▸ What you will do
Your task is to count the lines of the entries below that include the word "JSON" and to give only the resulting number.
Start of Block
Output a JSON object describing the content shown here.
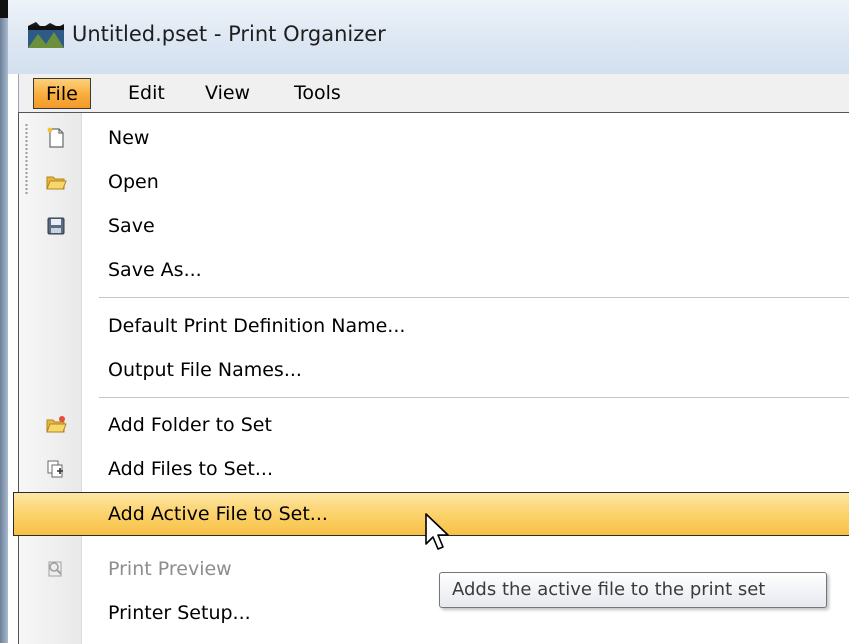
{
  "window": {
    "title": "Untitled.pset - Print Organizer"
  },
  "menubar": {
    "items": [
      {
        "label": "File",
        "active": true
      },
      {
        "label": "Edit",
        "active": false
      },
      {
        "label": "View",
        "active": false
      },
      {
        "label": "Tools",
        "active": false
      }
    ]
  },
  "file_menu": {
    "items": [
      {
        "label": "New",
        "icon": "new-file-icon",
        "enabled": true
      },
      {
        "label": "Open",
        "icon": "open-folder-icon",
        "enabled": true
      },
      {
        "label": "Save",
        "icon": "save-disk-icon",
        "enabled": true
      },
      {
        "label": "Save As...",
        "icon": null,
        "enabled": true
      },
      {
        "label": "Default Print Definition Name...",
        "icon": null,
        "enabled": true
      },
      {
        "label": "Output File Names...",
        "icon": null,
        "enabled": true
      },
      {
        "label": "Add Folder to Set",
        "icon": "add-folder-icon",
        "enabled": true
      },
      {
        "label": "Add Files to Set...",
        "icon": "add-files-icon",
        "enabled": true
      },
      {
        "label": "Add Active File to Set...",
        "icon": null,
        "enabled": true,
        "highlighted": true
      },
      {
        "label": "Print Preview",
        "icon": "print-preview-icon",
        "enabled": false
      },
      {
        "label": "Printer Setup...",
        "icon": null,
        "enabled": true
      }
    ]
  },
  "tooltip": {
    "text": "Adds the active file to the print set"
  },
  "colors": {
    "menu_active": "#f8ad3c",
    "highlight": "#fcd470",
    "titlebar": "#dde7f3",
    "disabled_text": "#8d8d8d"
  }
}
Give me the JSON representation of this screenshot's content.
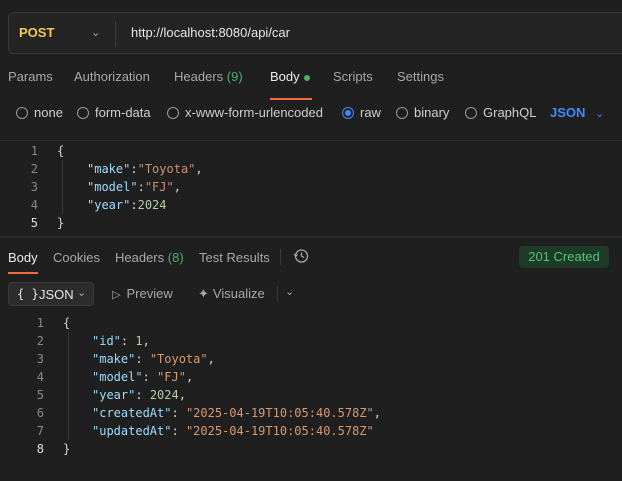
{
  "request": {
    "method": "POST",
    "url": "http://localhost:8080/api/car"
  },
  "request_tabs": [
    {
      "label": "Params"
    },
    {
      "label": "Authorization"
    },
    {
      "label": "Headers",
      "count": "(9)"
    },
    {
      "label": "Body"
    },
    {
      "label": "Scripts"
    },
    {
      "label": "Settings"
    }
  ],
  "body_types": {
    "options": [
      "none",
      "form-data",
      "x-www-form-urlencoded",
      "raw",
      "binary",
      "GraphQL"
    ],
    "selected": "raw",
    "format": "JSON"
  },
  "request_body": {
    "line_numbers": [
      "1",
      "2",
      "3",
      "4",
      "5"
    ],
    "open_brace": "{",
    "close_brace": "}",
    "fields": [
      {
        "key": "\"make\"",
        "sep": ":",
        "value": "\"Toyota\"",
        "trail": ","
      },
      {
        "key": "\"model\"",
        "sep": ":",
        "value": "\"FJ\"",
        "trail": ","
      },
      {
        "key": "\"year\"",
        "sep": ":",
        "value": "2024",
        "trail": ""
      }
    ]
  },
  "response_tabs": [
    {
      "label": "Body"
    },
    {
      "label": "Cookies"
    },
    {
      "label": "Headers",
      "count": "(8)"
    },
    {
      "label": "Test Results"
    }
  ],
  "response_status": "201 Created",
  "response_toolbar": {
    "format_label": "JSON",
    "format_icon": "{ }",
    "preview": "Preview",
    "visualize": "Visualize"
  },
  "response_body": {
    "line_numbers": [
      "1",
      "2",
      "3",
      "4",
      "5",
      "6",
      "7",
      "8"
    ],
    "open_brace": "{",
    "close_brace": "}",
    "fields": [
      {
        "key": "\"id\"",
        "sep": ": ",
        "value": "1",
        "trail": ","
      },
      {
        "key": "\"make\"",
        "sep": ": ",
        "value": "\"Toyota\"",
        "trail": ","
      },
      {
        "key": "\"model\"",
        "sep": ": ",
        "value": "\"FJ\"",
        "trail": ","
      },
      {
        "key": "\"year\"",
        "sep": ": ",
        "value": "2024",
        "trail": ","
      },
      {
        "key": "\"createdAt\"",
        "sep": ": ",
        "value": "\"2025-04-19T10:05:40.578Z\"",
        "trail": ","
      },
      {
        "key": "\"updatedAt\"",
        "sep": ": ",
        "value": "\"2025-04-19T10:05:40.578Z\"",
        "trail": ""
      }
    ]
  },
  "colors": {
    "accent": "#f26b3a",
    "method": "#f5c94b",
    "status_ok": "#54c27a",
    "link_blue": "#3d8bff"
  }
}
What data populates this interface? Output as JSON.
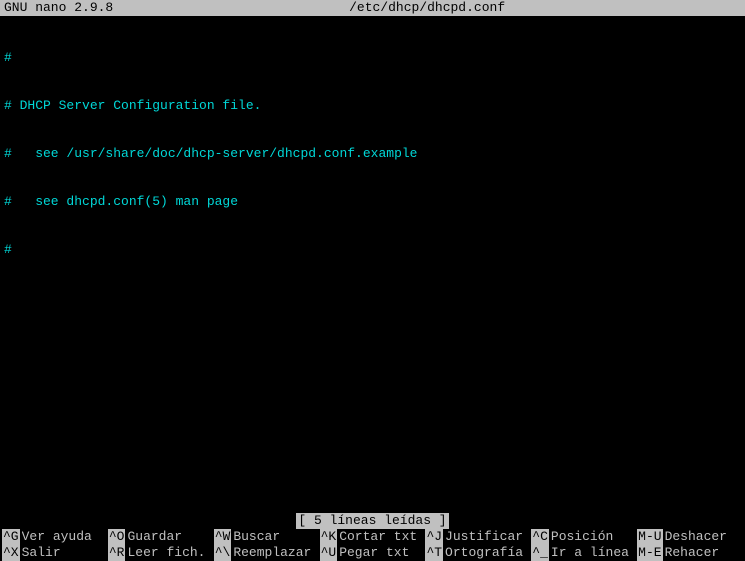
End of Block
▸ Answer for this exercise
5